Road Trip to Arizona – 1975. On a month long college travel/study trip to Arizona and Mexico in 1975, I took a number of photos at the Grand Canyon, in the Sonoran Desert, and Guaymas, Mexico. Unfortunately, when we were in Winslow, Arizona I did not get a selfie group-photo of three of us standing on Old Route 66 and Williamson Avenue singing the Eagles epic verse “standing on a corner in Winslow, Arizona…” but we were definitely there.
My shooting technique was raw as it gets – minimal composition skills, no understanding of light, the exposure triad and film characteristics. Polarizing filters? What are they? With that, I did compose some decent photos of the saguaro cactus in the Sonoran Desert, near Tuscon. I think the cacti felt sorry for me.

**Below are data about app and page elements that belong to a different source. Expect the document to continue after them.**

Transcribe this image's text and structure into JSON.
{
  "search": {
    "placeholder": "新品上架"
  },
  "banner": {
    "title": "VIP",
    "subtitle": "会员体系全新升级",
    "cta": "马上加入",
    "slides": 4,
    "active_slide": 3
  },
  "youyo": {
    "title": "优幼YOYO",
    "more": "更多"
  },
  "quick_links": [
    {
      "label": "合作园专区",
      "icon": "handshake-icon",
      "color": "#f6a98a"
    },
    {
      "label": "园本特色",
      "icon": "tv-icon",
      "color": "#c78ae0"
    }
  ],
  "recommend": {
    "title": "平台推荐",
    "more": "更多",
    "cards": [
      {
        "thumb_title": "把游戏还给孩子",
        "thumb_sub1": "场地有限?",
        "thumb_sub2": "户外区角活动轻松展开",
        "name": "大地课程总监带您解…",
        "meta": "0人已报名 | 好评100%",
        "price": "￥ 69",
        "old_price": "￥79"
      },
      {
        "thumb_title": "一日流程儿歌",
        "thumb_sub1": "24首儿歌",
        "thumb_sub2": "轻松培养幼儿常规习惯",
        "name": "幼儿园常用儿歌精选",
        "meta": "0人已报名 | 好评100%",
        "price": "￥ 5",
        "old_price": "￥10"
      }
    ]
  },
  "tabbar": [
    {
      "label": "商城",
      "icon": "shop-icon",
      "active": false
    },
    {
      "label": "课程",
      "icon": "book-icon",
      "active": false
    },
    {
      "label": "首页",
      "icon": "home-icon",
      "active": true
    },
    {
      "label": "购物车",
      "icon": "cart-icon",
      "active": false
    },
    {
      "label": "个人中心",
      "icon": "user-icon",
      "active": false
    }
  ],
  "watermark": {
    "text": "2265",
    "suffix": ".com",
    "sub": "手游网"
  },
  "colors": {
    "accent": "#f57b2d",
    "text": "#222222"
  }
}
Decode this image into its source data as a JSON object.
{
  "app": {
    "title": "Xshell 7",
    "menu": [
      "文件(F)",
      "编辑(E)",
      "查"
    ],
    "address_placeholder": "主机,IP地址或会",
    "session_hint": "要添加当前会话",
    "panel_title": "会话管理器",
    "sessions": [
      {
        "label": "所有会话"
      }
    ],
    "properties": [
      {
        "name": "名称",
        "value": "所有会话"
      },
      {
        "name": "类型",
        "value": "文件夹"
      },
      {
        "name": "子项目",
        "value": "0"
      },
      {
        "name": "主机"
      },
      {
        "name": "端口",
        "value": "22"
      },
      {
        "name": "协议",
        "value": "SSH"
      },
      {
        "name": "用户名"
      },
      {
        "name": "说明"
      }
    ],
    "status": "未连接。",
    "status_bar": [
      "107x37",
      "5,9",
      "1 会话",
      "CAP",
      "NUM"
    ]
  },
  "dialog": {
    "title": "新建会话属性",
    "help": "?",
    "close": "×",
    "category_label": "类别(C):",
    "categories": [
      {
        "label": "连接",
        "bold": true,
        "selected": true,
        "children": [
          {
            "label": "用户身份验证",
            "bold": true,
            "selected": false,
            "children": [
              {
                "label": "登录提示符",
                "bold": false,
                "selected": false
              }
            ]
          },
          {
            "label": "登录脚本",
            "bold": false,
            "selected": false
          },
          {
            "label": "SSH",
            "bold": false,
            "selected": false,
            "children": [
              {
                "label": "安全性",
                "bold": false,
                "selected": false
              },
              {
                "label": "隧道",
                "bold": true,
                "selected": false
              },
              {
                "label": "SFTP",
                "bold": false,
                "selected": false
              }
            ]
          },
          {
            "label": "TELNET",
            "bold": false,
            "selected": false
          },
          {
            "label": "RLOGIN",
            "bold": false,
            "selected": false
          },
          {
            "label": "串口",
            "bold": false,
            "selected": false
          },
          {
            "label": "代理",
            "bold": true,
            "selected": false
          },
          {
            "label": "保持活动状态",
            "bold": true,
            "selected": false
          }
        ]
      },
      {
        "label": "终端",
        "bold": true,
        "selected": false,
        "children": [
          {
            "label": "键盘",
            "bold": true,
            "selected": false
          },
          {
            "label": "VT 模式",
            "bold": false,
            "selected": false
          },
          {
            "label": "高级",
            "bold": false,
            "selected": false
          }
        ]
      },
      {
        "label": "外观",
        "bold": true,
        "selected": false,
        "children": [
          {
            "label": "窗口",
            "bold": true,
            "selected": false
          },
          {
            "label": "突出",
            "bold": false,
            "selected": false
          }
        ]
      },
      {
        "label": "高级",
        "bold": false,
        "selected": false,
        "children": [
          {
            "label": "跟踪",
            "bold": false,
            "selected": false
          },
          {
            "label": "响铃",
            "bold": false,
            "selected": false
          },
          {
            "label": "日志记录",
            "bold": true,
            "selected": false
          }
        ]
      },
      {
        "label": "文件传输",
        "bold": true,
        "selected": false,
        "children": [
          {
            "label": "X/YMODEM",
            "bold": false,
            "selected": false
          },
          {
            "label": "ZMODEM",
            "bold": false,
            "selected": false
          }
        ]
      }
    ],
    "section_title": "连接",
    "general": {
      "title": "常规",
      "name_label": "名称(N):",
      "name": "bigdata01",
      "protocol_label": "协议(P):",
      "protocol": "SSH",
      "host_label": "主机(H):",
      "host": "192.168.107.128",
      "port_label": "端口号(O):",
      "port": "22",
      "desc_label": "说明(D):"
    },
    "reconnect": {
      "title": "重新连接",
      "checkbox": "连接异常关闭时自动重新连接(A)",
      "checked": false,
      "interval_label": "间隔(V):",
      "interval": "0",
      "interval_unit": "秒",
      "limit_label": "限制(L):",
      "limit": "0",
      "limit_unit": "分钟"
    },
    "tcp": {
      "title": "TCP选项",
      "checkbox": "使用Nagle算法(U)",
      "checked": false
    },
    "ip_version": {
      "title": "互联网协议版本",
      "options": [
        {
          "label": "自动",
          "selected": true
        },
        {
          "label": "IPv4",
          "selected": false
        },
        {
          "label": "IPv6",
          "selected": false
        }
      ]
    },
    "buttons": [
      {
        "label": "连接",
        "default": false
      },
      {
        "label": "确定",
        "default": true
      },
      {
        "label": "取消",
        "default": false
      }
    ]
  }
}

Cross Country II – 1979. In early 1979, I made my first strategic camera purchase: a Nikon FM. I also purchased several additional lenses to supplement the 50mm kit lens including a wide angle and a zoom telephoto. Money was tight – so it was just the basics and they were all manual focus – autofocus was still in its infancy.
Soon after, during the summer of 1979, I made another epic trip across the country by car, visiting many national parks – including a few that I visited in 1964. The trip was memorable because the second gas crisis was going on, a deer crashed into our tent at night (at Yellowstone) and to boot, the car had a series of mechanical issues. These things happen when you travel 14,000 miles. Fortunately, the camera stayed intact.
But I did take some decent photos – my skill was gradually improving. Most of my photos from that 1979 trip were slides. Sorry to say, I sold my old FM several years ago to a novice photographer. I still have most of my original F-Bayonet Mount manual-focus lenses; I experiment with them on my Nikon digital cameras. Film seemed so long ago now that we are in the Digital Image Age, although I confess that I keep a couple of rolls of Kodachrome and Ektachrome, long expired, in my photographic supply room as mementos.